DIRECTIONS FOR THIS TASK:
Could you return the full listing below exactly as it appears?

SOURCE MATERIAL:
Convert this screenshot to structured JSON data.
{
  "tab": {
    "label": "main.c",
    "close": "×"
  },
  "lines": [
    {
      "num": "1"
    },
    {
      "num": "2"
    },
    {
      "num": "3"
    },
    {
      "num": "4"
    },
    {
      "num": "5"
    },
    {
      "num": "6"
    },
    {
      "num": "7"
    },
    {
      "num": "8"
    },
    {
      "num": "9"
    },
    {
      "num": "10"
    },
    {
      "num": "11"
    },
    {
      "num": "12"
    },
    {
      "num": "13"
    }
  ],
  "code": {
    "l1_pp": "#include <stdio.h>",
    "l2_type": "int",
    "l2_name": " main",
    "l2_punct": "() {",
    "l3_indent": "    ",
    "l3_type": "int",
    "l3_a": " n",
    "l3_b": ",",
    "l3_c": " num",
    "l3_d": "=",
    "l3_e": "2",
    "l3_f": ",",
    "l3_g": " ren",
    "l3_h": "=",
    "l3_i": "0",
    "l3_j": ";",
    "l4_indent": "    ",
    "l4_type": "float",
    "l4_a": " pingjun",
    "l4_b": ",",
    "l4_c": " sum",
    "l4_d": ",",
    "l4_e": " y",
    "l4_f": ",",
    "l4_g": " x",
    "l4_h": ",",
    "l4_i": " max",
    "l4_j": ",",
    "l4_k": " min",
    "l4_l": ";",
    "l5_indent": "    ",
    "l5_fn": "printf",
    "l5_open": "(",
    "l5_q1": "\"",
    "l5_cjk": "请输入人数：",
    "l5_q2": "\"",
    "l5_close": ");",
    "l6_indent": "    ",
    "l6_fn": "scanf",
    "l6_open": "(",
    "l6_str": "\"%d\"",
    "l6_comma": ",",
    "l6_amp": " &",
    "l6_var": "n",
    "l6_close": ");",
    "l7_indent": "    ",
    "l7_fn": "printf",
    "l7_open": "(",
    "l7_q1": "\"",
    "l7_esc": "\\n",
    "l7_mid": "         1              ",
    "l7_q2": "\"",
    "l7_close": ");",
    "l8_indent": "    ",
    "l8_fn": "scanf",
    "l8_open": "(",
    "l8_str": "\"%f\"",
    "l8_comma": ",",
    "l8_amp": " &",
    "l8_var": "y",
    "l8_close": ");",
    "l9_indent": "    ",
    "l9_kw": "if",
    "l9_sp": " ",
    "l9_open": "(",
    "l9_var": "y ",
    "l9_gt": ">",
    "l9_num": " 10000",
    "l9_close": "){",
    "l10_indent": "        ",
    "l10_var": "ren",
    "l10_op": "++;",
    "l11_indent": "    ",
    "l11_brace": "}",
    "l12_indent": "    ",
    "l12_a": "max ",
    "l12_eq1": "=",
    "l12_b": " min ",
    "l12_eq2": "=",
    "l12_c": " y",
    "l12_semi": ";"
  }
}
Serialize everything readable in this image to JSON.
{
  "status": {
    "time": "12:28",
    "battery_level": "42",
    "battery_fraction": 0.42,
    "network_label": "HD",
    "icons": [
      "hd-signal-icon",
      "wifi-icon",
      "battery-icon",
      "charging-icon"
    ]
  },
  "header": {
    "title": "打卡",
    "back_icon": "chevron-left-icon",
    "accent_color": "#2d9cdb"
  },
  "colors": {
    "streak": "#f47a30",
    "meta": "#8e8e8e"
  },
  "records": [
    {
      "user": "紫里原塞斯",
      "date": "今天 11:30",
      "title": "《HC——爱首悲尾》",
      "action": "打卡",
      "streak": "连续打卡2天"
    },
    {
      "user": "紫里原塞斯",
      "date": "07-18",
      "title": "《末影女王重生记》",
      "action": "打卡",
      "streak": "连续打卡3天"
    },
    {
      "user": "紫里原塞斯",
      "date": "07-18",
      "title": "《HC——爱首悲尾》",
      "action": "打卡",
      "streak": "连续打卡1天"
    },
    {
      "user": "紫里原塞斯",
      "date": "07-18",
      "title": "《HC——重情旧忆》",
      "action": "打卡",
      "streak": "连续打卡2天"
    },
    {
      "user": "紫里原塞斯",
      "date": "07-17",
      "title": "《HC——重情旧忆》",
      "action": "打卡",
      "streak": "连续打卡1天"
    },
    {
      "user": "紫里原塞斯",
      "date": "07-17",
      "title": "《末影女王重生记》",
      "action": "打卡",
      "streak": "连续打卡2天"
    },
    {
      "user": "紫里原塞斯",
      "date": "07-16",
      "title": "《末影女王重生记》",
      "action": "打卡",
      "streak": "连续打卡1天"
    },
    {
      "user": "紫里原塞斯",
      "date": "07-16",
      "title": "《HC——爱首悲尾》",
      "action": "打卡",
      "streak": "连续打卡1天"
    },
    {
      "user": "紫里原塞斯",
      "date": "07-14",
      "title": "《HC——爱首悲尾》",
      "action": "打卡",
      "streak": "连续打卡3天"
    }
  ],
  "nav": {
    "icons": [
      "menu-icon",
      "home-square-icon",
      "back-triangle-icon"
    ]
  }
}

TASK RESPONSE:
Convert this screenshot to structured JSON data.
{
  "tab": {
    "label": "main.c",
    "close": "×"
  },
  "lines": [
    {
      "num": "1"
    },
    {
      "num": "2"
    },
    {
      "num": "3"
    },
    {
      "num": "4"
    },
    {
      "num": "5"
    },
    {
      "num": "6"
    },
    {
      "num": "7"
    },
    {
      "num": "8"
    },
    {
      "num": "9"
    },
    {
      "num": "10"
    },
    {
      "num": "11"
    },
    {
      "num": "12"
    },
    {
      "num": "13"
    }
  ],
  "code": {
    "l1_pp": "#include <stdio.h>",
    "l2_type": "int",
    "l2_name": " main",
    "l2_punct": "() {",
    "l3_indent": "    ",
    "l3_type": "int",
    "l3_a": " n",
    "l3_b": ",",
    "l3_c": " num",
    "l3_d": "=",
    "l3_e": "2",
    "l3_f": ",",
    "l3_g": " ren",
    "l3_h": "=",
    "l3_i": "0",
    "l3_j": ";",
    "l4_indent": "    ",
    "l4_type": "float",
    "l4_a": " pingjun",
    "l4_b": ",",
    "l4_c": " sum",
    "l4_d": ",",
    "l4_e": " y",
    "l4_f": ",",
    "l4_g": " x",
    "l4_h": ",",
    "l4_i": " max",
    "l4_j": ",",
    "l4_k": " min",
    "l4_l": ";",
    "l5_indent": "    ",
    "l5_fn": "printf",
    "l5_open": "(",
    "l5_q1": "\"",
    "l5_cjk": "请输入人数：",
    "l5_q2": "\"",
    "l5_close": ");",
    "l6_indent": "    ",
    "l6_fn": "scanf",
    "l6_open": "(",
    "l6_str": "\"%d\"",
    "l6_comma": ",",
    "l6_amp": " &",
    "l6_var": "n",
    "l6_close": ");",
    "l7_indent": "    ",
    "l7_fn": "printf",
    "l7_open": "(",
    "l7_q1": "\"",
    "l7_esc": "\\n",
    "l7_mid": "         1              ",
    "l7_q2": "\"",
    "l7_close": ");",
    "l8_indent": "    ",
    "l8_fn": "scanf",
    "l8_open": "(",
    "l8_str": "\"%f\"",
    "l8_comma": ",",
    "l8_amp": " &",
    "l8_var": "y",
    "l8_close": ");",
    "l9_indent": "    ",
    "l9_kw": "if",
    "l9_sp": " ",
    "l9_open": "(",
    "l9_var": "y ",
    "l9_gt": ">",
    "l9_num": " 10000",
    "l9_close": "){",
    "l10_indent": "        ",
    "l10_var": "ren",
    "l10_op": "++;",
    "l11_indent": "    ",
    "l11_brace": "}",
    "l12_indent": "    ",
    "l12_a": "max ",
    "l12_eq1": "=",
    "l12_b": " min ",
    "l12_eq2": "=",
    "l12_c": " y",
    "l12_semi": ";"
  }
}
Serialize everything readable in this image to JSON.
{
  "status": {
    "time": "12:28",
    "battery_level": "42",
    "battery_fraction": 0.42,
    "network_label": "HD",
    "icons": [
      "hd-signal-icon",
      "wifi-icon",
      "battery-icon",
      "charging-icon"
    ]
  },
  "header": {
    "title": "打卡",
    "back_icon": "chevron-left-icon",
    "accent_color": "#2d9cdb"
  },
  "colors": {
    "streak": "#f47a30",
    "meta": "#8e8e8e"
  },
  "records": [
    {
      "user": "紫里原塞斯",
      "date": "今天 11:30",
      "title": "《HC——爱首悲尾》",
      "action": "打卡",
      "streak": "连续打卡2天"
    },
    {
      "user": "紫里原塞斯",
      "date": "07-18",
      "title": "《末影女王重生记》",
      "action": "打卡",
      "streak": "连续打卡3天"
    },
    {
      "user": "紫里原塞斯",
      "date": "07-18",
      "title": "《HC——爱首悲尾》",
      "action": "打卡",
      "streak": "连续打卡1天"
    },
    {
      "user": "紫里原塞斯",
      "date": "07-18",
      "title": "《HC——重情旧忆》",
      "action": "打卡",
      "streak": "连续打卡2天"
    },
    {
      "user": "紫里原塞斯",
      "date": "07-17",
      "title": "《HC——重情旧忆》",
      "action": "打卡",
      "streak": "连续打卡1天"
    },
    {
      "user": "紫里原塞斯",
      "date": "07-17",
      "title": "《末影女王重生记》",
      "action": "打卡",
      "streak": "连续打卡2天"
    },
    {
      "user": "紫里原塞斯",
      "date": "07-16",
      "title": "《末影女王重生记》",
      "action": "打卡",
      "streak": "连续打卡1天"
    },
    {
      "user": "紫里原塞斯",
      "date": "07-16",
      "title": "《HC——爱首悲尾》",
      "action": "打卡",
      "streak": "连续打卡1天"
    },
    {
      "user": "紫里原塞斯",
      "date": "07-14",
      "title": "《HC——爱首悲尾》",
      "action": "打卡",
      "streak": "连续打卡3天"
    }
  ],
  "nav": {
    "icons": [
      "menu-icon",
      "home-square-icon",
      "back-triangle-icon"
    ]
  }
}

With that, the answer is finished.